#### Problem statement
Reproduce all records verbatim.

**** Data

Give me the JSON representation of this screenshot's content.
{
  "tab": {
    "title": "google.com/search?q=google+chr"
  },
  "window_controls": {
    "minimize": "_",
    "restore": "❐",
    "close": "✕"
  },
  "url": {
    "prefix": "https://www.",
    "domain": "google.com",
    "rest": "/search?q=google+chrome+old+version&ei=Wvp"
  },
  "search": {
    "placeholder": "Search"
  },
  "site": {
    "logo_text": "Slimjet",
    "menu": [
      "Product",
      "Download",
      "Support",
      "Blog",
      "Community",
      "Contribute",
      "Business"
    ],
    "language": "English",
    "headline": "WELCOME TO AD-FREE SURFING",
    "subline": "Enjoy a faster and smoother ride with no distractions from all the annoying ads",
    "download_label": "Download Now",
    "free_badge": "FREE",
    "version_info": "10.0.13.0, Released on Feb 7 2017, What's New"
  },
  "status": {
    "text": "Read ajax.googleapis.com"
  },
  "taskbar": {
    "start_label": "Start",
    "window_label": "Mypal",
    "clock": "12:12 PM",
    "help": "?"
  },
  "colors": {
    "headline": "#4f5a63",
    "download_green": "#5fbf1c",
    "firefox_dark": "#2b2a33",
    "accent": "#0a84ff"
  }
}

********

#### Solution for this exercise
Give me the JSON representation of this screenshot's content.
{
  "tab": {
    "title": "google.com/search?q=google+chr"
  },
  "window_controls": {
    "minimize": "_",
    "restore": "❐",
    "close": "✕"
  },
  "url": {
    "prefix": "https://www.",
    "domain": "google.com",
    "rest": "/search?q=google+chrome+old+version&ei=Wvp"
  },
  "search": {
    "placeholder": "Search"
  },
  "site": {
    "logo_text": "Slimjet",
    "menu": [
      "Product",
      "Download",
      "Support",
      "Blog",
      "Community",
      "Contribute",
      "Business"
    ],
    "language": "English",
    "headline": "WELCOME TO AD-FREE SURFING",
    "subline": "Enjoy a faster and smoother ride with no distractions from all the annoying ads",
    "download_label": "Download Now",
    "free_badge": "FREE",
    "version_info": "10.0.13.0, Released on Feb 7 2017, What's New"
  },
  "status": {
    "text": "Read ajax.googleapis.com"
  },
  "taskbar": {
    "start_label": "Start",
    "window_label": "Mypal",
    "clock": "12:12 PM",
    "help": "?"
  },
  "colors": {
    "headline": "#4f5a63",
    "download_green": "#5fbf1c",
    "firefox_dark": "#2b2a33",
    "accent": "#0a84ff"
  }
}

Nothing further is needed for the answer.